Cheatham says that though the internships are unpaid, what the student-athletes get is a chance to prepare for a life after graduation and a way to demonstrate that the skills that make them formidable in competition—the ability to focus, their coachability, their time-management skills, and their understanding and appreciation of teamwork—also make them good employees.

The number of hours the student-athletes job shadow depends on their training and academic schedules. They need to put in at least 10 hours during the three-week shadow, but others, like Welker, participate far more; she plans to continue shadowing Earl for a few weeks after the program ends July 28.

Tovar says businesses are both impressed and amazed by the rigorous life of a student-athlete.

“We hear back from employers that they didn’t know how hard student-athletes have to work and what great employees they could be,” says Tovar.

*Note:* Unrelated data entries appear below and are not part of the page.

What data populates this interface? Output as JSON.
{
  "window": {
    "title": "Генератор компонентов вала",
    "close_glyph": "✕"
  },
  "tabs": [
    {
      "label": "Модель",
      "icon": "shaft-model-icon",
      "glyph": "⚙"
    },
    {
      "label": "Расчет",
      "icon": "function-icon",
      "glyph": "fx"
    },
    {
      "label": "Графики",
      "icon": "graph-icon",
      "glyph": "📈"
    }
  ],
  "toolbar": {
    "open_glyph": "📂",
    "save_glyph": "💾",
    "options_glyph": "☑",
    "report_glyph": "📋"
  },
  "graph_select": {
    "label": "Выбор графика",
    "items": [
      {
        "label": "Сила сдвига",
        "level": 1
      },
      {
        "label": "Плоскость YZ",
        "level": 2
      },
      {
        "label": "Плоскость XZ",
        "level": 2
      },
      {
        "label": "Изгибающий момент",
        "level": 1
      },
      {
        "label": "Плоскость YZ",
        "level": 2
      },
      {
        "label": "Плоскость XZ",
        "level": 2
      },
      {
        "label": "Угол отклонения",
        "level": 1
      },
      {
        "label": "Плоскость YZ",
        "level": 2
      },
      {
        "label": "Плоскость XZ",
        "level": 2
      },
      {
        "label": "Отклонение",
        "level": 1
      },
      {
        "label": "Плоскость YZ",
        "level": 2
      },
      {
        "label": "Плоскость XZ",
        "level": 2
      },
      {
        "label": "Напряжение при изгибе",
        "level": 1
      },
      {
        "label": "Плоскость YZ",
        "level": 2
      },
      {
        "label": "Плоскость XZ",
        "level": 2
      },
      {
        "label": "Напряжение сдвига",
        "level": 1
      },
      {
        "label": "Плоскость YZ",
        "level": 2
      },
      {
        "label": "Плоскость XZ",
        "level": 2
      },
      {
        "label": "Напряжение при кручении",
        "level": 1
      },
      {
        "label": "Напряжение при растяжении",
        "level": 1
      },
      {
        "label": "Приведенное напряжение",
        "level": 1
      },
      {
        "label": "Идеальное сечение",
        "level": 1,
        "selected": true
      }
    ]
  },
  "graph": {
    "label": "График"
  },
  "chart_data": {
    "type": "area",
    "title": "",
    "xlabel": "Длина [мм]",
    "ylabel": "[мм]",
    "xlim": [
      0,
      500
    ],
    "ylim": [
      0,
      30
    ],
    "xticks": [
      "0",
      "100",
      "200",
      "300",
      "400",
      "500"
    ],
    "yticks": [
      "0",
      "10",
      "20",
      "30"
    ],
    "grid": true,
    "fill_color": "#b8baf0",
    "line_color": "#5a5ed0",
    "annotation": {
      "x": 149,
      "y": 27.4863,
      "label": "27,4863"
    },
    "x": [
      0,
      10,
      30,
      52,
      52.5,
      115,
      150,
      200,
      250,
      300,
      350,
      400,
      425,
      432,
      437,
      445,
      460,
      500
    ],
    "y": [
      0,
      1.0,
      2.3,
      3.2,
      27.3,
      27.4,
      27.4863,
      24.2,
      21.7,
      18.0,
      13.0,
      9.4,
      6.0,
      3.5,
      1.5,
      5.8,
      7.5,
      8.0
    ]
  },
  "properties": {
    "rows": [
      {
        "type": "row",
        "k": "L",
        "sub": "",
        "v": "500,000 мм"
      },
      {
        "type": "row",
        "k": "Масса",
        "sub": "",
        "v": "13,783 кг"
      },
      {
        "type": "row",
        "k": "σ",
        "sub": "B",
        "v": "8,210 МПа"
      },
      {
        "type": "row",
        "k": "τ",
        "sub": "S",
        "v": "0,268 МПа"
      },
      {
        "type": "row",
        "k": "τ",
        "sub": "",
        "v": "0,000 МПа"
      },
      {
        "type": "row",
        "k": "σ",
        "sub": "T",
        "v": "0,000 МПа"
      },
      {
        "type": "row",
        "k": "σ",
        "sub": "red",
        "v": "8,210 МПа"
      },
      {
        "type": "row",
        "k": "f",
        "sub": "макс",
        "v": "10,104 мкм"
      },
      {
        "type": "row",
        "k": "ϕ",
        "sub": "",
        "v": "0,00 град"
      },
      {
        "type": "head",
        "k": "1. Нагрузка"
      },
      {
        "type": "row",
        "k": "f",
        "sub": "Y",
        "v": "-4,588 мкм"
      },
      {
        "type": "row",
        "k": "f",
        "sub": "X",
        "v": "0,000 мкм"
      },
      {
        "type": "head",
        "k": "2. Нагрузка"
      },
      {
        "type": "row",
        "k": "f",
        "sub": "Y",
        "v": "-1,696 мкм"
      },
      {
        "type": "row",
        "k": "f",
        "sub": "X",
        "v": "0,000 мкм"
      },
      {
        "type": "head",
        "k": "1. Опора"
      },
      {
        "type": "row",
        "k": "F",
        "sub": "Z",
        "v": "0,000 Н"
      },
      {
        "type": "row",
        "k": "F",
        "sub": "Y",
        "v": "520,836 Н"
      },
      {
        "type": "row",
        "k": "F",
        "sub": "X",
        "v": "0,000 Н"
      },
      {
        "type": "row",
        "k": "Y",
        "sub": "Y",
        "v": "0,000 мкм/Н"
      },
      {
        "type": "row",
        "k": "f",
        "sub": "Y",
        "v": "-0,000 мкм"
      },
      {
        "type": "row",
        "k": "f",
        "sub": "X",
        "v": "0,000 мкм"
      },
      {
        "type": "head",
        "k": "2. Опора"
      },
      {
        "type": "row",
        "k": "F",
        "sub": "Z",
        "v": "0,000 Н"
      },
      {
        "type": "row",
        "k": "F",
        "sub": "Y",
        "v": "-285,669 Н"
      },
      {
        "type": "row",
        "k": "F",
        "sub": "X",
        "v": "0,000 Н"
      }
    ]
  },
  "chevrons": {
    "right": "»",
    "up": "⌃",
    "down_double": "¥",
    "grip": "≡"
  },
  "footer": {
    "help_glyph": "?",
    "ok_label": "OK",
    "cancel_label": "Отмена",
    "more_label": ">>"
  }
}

Earl, who starred with the Hawkeye men’s basketball team and was named 1993 Big Ten defensive player of the year as a senior, says he wishes a program like PACE existed when he was a student-athlete. The only job he held in college was in a warehouse, so when his professional playing and coaching career ended in 2007, he wasn’t sure what to do next.

“In a two-semester sport like basketball, you don’t have much time to do the seminars and mock job interviews the athletic department offers, so a summer program would have interested me,” Earl says.

Welker hasn’t yet chosen a career path, and she’s grateful for the opportunity through PACE. For her job shadow, she helps market Earl’s camps by mailing flyers to prospective campers, working with local media, starting a Facebook page, and designing an ad for the page that reached more than 5,000 people in the Quad Cities area. She also helps during the camps with registration, handing out equipment bags and doing whatever else needs to be done—in addition to taking a class each day during the summer session.

Earl is working with other student-athletes this summer besides Welker, including one who’s shadowing in Earl’s Iowa City real estate business. Earl says they’ve worked out well, and he plans to bring more aboard next year.

“I’ll be the first in line,” says Earl. “I know how important it is to have opportunities like this as a student-athlete, so I’m going to help out by providing whatever opportunities I can.”